Police in Kochi, Kerala, have arrested 115 people for alleged involvement in illegal gambling.
India.- Authorities have arrested 115 people during a series of raids related to alleged illegal gambling activities in Kochi, Kerala.
Despite police warnings and government measures against public gatherings due to Covid-19, officers had detected 270 gambling centres in the area. In a series of raids over three days, officers seized cash worth over Rs 1.25 lakh.
The police said: “Fights at these gambling centres are regular, causing a nuisance to local residents. We urge the public to inform the police of any such illegal activities occurring in their neighbourhood.”
Police believe that over 200 gambling centres are in operation in the area and that people in the surrounding areas frequent the centres, further exacerbating Covid-19 contagion.
An officer said: “We have come to know that these gambling centres mushroomed after the lockdown. These games are mostly hosted in interior areas which are not easily accessible to the police.
“The persons running these centres provide all facilities, including food and liquor. In some cases, card game gambling is held at rented houses.”
Delhi police officer in illegal cricket betting operation
New Delhi’s police force has dismissed an officer for being involved in an organised illegal cricket betting operation. Amit Kumar was also accused of being associated with criminals and rioters and of organising illegal gambling events.
According to The Indian Express, Kumar was discovered during a fight between two men who were involved in betting operations. One of them was Amit Raghav who was part of a betting racket and was close to Amit Kumar.
Officers discovered that both Raghav and Kumar carried out illegal gambling rackets and collected money from gamblers. Police also suspect Kumar was involved with bar owners who were breaching Covid-19 countermeasures.
An officer stated: “We found that Kumar was actively in touch with all the bar owners and managers in the area. During questioning, he admitted he called them regularly.”
Cricket remains India’s most popular sport. There is a huge underground cricket betting market said to be worth between US$45bn and US$150bn a year. Around 80 per cent of illegal sports betting in India is on Cricket.
However, Shabir Hussein Shekhadam Khandwawala, the head of the Anti-Corruption Unit of the Board of Control for Cricket in India (BCCI), said that he is firmly against the possibility of legalising sports betting in India.
Unlike his predecessor, who had stated that legalising betting would be the most effective means of preventing corruption within the game, Khandwawala believes legal sports betting would encourage match-fixing.

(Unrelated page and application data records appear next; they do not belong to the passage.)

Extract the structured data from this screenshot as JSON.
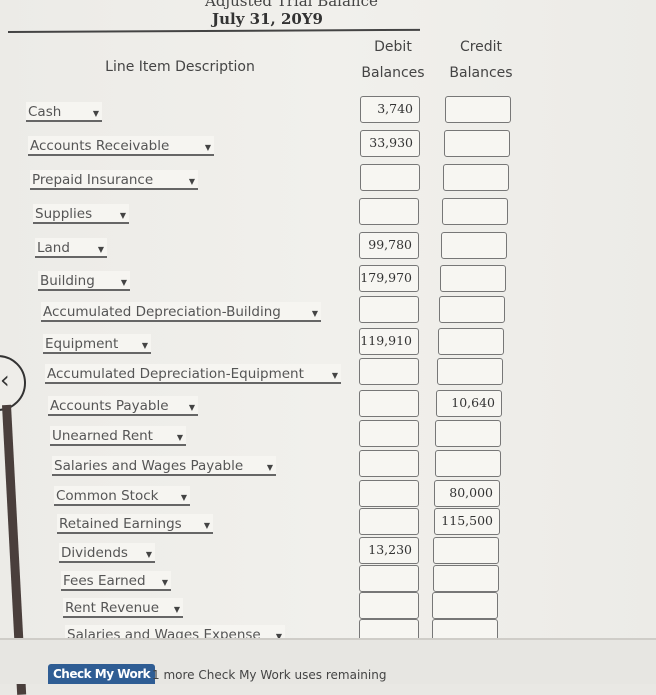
{
  "header": {
    "title_partial": "Adjusted Trial Balance",
    "date": "July 31, 20Y9",
    "col_description": "Line Item Description",
    "col_debit_1": "Debit",
    "col_debit_2": "Balances",
    "col_credit_1": "Credit",
    "col_credit_2": "Balances"
  },
  "rows": [
    {
      "account": "Cash",
      "debit": "3,740",
      "credit": ""
    },
    {
      "account": "Accounts Receivable",
      "debit": "33,930",
      "credit": ""
    },
    {
      "account": "Prepaid Insurance",
      "debit": "",
      "credit": ""
    },
    {
      "account": "Supplies",
      "debit": "",
      "credit": ""
    },
    {
      "account": "Land",
      "debit": "99,780",
      "credit": ""
    },
    {
      "account": "Building",
      "debit": "179,970",
      "credit": ""
    },
    {
      "account": "Accumulated Depreciation-Building",
      "debit": "",
      "credit": ""
    },
    {
      "account": "Equipment",
      "debit": "119,910",
      "credit": ""
    },
    {
      "account": "Accumulated Depreciation-Equipment",
      "debit": "",
      "credit": ""
    },
    {
      "account": "Accounts Payable",
      "debit": "",
      "credit": "10,640"
    },
    {
      "account": "Unearned Rent",
      "debit": "",
      "credit": ""
    },
    {
      "account": "Salaries and Wages Payable",
      "debit": "",
      "credit": ""
    },
    {
      "account": "Common Stock",
      "debit": "",
      "credit": "80,000"
    },
    {
      "account": "Retained Earnings",
      "debit": "",
      "credit": "115,500"
    },
    {
      "account": "Dividends",
      "debit": "13,230",
      "credit": ""
    },
    {
      "account": "Fees Earned",
      "debit": "",
      "credit": ""
    },
    {
      "account": "Rent Revenue",
      "debit": "",
      "credit": ""
    },
    {
      "account": "Salaries and Wages Expense",
      "debit": "",
      "credit": ""
    }
  ],
  "footer": {
    "check_button": "Check My Work",
    "remaining_text": "1 more Check My Work uses remaining"
  },
  "icons": {
    "dropdown": "chevron-down-icon",
    "back": "chevron-left-icon"
  },
  "colors": {
    "button_bg": "#2f5d94"
  }
}
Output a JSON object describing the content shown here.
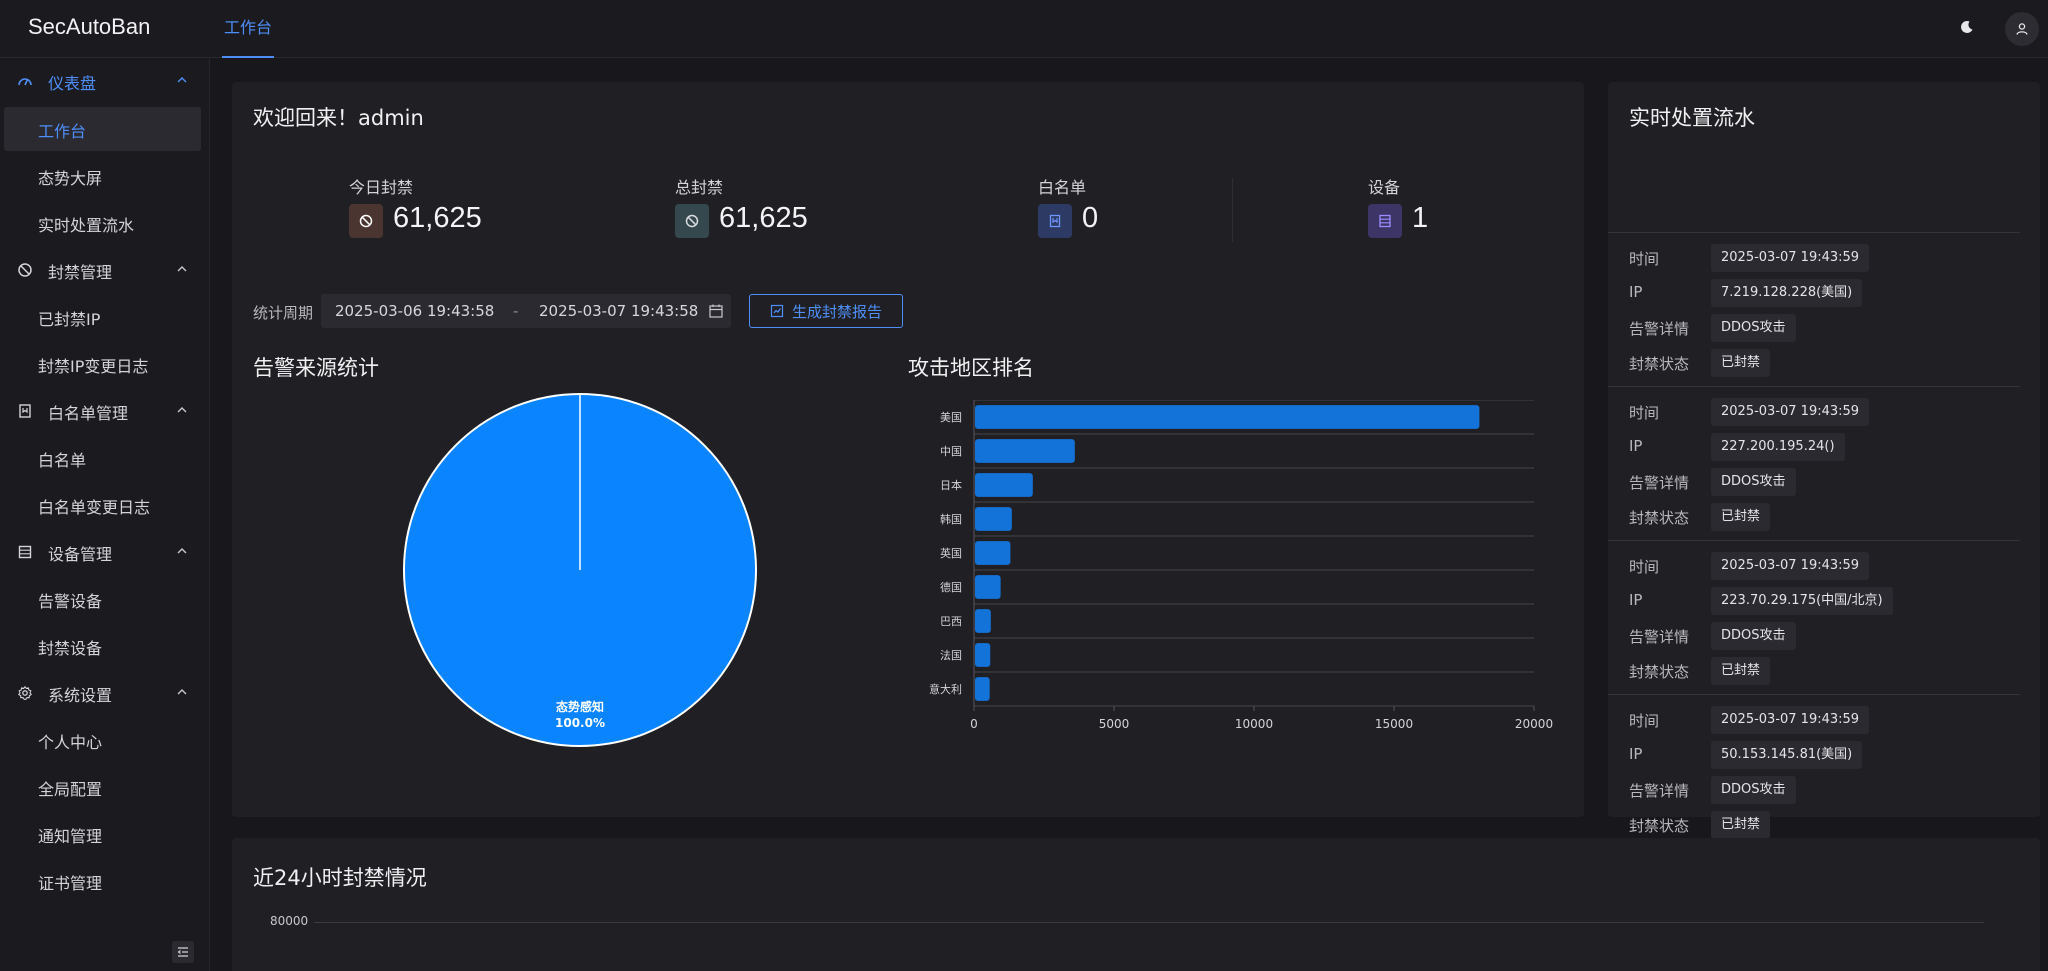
{
  "app": {
    "logo": "SecAutoBan"
  },
  "topbar": {
    "tab": "工作台",
    "theme_icon": "moon-icon",
    "user_icon": "user-icon"
  },
  "sidebar": {
    "groups": [
      {
        "label": "仪表盘",
        "icon": "dashboard-icon",
        "active": true,
        "items": [
          {
            "label": "工作台",
            "selected": true
          },
          {
            "label": "态势大屏"
          },
          {
            "label": "实时处置流水"
          }
        ]
      },
      {
        "label": "封禁管理",
        "icon": "ban-icon",
        "items": [
          {
            "label": "已封禁IP"
          },
          {
            "label": "封禁IP变更日志"
          }
        ]
      },
      {
        "label": "白名单管理",
        "icon": "bookmark-icon",
        "items": [
          {
            "label": "白名单"
          },
          {
            "label": "白名单变更日志"
          }
        ]
      },
      {
        "label": "设备管理",
        "icon": "server-icon",
        "items": [
          {
            "label": "告警设备"
          },
          {
            "label": "封禁设备"
          }
        ]
      },
      {
        "label": "系统设置",
        "icon": "gear-icon",
        "items": [
          {
            "label": "个人中心"
          },
          {
            "label": "全局配置"
          },
          {
            "label": "通知管理"
          },
          {
            "label": "证书管理"
          }
        ]
      }
    ]
  },
  "main": {
    "welcome": "欢迎回来！admin",
    "stats": [
      {
        "label": "今日封禁",
        "value": "61,625",
        "icon": "ban-icon",
        "color": "#4a3530"
      },
      {
        "label": "总封禁",
        "value": "61,625",
        "icon": "ban-icon",
        "color": "#34484d"
      },
      {
        "label": "白名单",
        "value": "0",
        "icon": "bookmark-icon",
        "color": "#2d3a63"
      },
      {
        "label": "设备",
        "value": "1",
        "icon": "server-icon",
        "color": "#3d3566"
      }
    ],
    "period": {
      "label": "统计周期",
      "start": "2025-03-06 19:43:58",
      "separator": "-",
      "end": "2025-03-07 19:43:58",
      "report_button": "生成封禁报告"
    },
    "pie_title": "告警来源统计",
    "bar_title": "攻击地区排名"
  },
  "bottom": {
    "title": "近24小时封禁情况",
    "tick": "80000"
  },
  "feed": {
    "title": "实时处置流水",
    "keys": {
      "time": "时间",
      "ip": "IP",
      "detail": "告警详情",
      "status": "封禁状态"
    },
    "entries": [
      {
        "time": "2025-03-07 19:43:59",
        "ip": "7.219.128.228(美国)",
        "detail": "DDOS攻击",
        "status": "已封禁"
      },
      {
        "time": "2025-03-07 19:43:59",
        "ip": "227.200.195.24()",
        "detail": "DDOS攻击",
        "status": "已封禁"
      },
      {
        "time": "2025-03-07 19:43:59",
        "ip": "223.70.29.175(中国/北京)",
        "detail": "DDOS攻击",
        "status": "已封禁"
      },
      {
        "time": "2025-03-07 19:43:59",
        "ip": "50.153.145.81(美国)",
        "detail": "DDOS攻击",
        "status": "已封禁"
      }
    ]
  },
  "chart_data": [
    {
      "type": "pie",
      "title": "告警来源统计",
      "slices": [
        {
          "label": "态势感知",
          "value": 100.0,
          "display": "100.0%",
          "color": "#0a84ff"
        }
      ]
    },
    {
      "type": "bar",
      "orientation": "horizontal",
      "title": "攻击地区排名",
      "categories": [
        "美国",
        "中国",
        "日本",
        "韩国",
        "英国",
        "德国",
        "巴西",
        "法国",
        "意大利"
      ],
      "values": [
        18050,
        3600,
        2100,
        1350,
        1300,
        950,
        600,
        580,
        560
      ],
      "xlim": [
        0,
        20000
      ],
      "xticks": [
        "0",
        "5000",
        "10000",
        "15000",
        "20000"
      ],
      "color": "#1473d9"
    }
  ]
}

He said: “We can make the rules more strict. We will work on that. It is a matter of great prestige that cricket is largely free of corruption. Credit should go to the BCCI for that.”